Compelling web content often starts with well-researched, expertly written text; however, that text can be a starting point for something larger. It usually doesn’t fall on the content writer to add auxiliary content, so this job is usually done by an editor or site content manager. Much of the best online content that has the most value to the audience isn’t limited to just text or a specific media object, but rather the culmination of related media. Auxiliary content for a web article includes, but is not limited to: pictures, links to related content, infographics, maps, video, and social media feedback.
Grant writers for hire can make a great example for this practice because they may need to include graphs and image galleries to really drive the point home as to why they deserve to win the grant. For example, a university trying to get a facilities grant from the state to repair a decaying building could better illustrate the severity of the issue by writing documentation that explains how the state of the building makes it difficult to serve its purpose and couple that with pictures of the worst of the damage. The visuals and narratives work together to become something greater than the sum of the parts.
The trick to adding auxiliary content is to only do it when it makes sense or adds value, otherwise it can have detrimental effects. Search engines look for high-quality content, so low-quality features won’t improve SEO rankings. Additionally, unnecessary content will hurt page load times which can negatively impact search engine result rankings. For example, if your content is a write-up on a local business your audience may want to check out, including an interactive Google Maps widget could be very helpful as your audience may make a mental note of the location. However, if the content is about a new law or regulation related to your business, adding a map of the state capitol building is just wasting your audience’s time.

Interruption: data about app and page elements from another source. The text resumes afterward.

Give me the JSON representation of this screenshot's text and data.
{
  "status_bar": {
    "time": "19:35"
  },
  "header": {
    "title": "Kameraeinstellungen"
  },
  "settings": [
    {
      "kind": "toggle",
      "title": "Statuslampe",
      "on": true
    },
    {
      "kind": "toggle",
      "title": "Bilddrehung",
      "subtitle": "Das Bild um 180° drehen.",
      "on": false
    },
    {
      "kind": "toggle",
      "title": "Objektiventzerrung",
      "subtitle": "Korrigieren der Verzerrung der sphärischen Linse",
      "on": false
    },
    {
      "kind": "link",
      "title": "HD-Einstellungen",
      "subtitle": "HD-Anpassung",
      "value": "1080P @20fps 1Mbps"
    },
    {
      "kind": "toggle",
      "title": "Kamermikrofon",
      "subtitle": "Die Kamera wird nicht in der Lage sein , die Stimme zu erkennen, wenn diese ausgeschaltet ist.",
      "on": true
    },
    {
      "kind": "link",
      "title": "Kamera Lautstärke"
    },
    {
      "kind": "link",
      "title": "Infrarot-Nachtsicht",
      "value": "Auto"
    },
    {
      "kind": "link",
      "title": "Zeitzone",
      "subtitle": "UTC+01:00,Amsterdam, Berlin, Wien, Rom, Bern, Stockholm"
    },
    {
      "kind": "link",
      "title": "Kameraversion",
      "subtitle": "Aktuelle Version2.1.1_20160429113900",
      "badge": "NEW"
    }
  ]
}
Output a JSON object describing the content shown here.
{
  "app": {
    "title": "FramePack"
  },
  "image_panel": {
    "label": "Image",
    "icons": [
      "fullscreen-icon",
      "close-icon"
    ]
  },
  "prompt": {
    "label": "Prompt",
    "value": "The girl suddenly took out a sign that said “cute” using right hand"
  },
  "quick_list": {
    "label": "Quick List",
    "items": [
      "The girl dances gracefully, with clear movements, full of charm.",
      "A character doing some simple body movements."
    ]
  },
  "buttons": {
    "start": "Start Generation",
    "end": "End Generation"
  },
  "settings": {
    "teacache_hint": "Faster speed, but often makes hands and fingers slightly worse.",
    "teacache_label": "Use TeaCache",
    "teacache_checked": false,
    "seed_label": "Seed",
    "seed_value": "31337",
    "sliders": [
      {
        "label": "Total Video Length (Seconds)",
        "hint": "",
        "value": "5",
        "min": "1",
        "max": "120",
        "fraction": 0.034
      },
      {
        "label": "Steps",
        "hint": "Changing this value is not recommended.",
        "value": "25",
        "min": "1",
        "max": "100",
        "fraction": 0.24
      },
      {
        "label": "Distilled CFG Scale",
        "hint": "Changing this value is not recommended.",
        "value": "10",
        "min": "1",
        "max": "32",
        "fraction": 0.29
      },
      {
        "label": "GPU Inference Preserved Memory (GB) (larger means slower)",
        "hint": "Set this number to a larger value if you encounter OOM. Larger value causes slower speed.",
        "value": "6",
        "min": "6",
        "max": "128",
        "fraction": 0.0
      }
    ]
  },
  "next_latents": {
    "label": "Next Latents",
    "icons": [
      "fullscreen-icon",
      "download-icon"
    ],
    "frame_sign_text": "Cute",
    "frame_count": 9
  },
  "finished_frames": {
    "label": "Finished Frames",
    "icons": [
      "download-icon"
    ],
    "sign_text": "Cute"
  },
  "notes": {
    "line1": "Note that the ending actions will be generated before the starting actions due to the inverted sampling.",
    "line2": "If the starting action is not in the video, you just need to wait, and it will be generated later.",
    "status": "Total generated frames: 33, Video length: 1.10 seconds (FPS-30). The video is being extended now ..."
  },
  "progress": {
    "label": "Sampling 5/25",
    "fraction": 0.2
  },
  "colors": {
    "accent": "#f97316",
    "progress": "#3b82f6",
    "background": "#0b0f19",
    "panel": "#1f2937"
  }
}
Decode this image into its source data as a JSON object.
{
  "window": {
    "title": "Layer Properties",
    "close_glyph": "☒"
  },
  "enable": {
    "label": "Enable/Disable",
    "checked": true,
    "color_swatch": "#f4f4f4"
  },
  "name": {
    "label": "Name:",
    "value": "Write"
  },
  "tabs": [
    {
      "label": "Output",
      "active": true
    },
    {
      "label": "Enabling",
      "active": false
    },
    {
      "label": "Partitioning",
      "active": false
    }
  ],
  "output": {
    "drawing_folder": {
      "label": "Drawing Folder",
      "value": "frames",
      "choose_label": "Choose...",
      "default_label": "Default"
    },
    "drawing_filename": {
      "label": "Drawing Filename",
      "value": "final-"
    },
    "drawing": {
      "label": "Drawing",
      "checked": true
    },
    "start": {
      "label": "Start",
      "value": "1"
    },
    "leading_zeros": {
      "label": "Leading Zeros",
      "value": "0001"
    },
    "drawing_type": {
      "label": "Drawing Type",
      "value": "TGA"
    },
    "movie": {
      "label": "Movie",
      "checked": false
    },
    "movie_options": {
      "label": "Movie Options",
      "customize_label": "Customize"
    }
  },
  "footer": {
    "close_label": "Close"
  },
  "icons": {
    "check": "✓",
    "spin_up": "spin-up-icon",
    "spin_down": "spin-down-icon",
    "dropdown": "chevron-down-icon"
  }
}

If you have several images related to the content, adding the best of them can help engage your audience. A well-designed image gallery can return a lot of clicks and keep visitors on your site for a long time. Even if you don’t have a lot of quality images to work with, adding at least one image to your content can go a long way. Using infographics in your content not only offers an alternative way to explain the information, but creates something that is easy for people to share on social media. Including high-quality video content can also do wonders for improving your overall quality; however it should be scrutinized heavily when used. Include it if the video is compelling and something people would want to watch, but if it doesn’t add anything to the content leave it out.
If your content is part of a series or related to other content you’ve published lately, then you have the opportunity to keep your audience on your site by providing links to that content. Visitors that read through your content have already expressed a high interest in the subject material so if you have more content that can satisfy that interest, now is your chance to plug it. You can also include information sidebars for series-style content that a new visitor may have a difficult time with if they aren’t familiar with the prior content information.
Writer Bio: Dan S is a former news journalist turned web developer and freelance writer. He has a penchant for all things tech and believes the person using the machine is the most important element.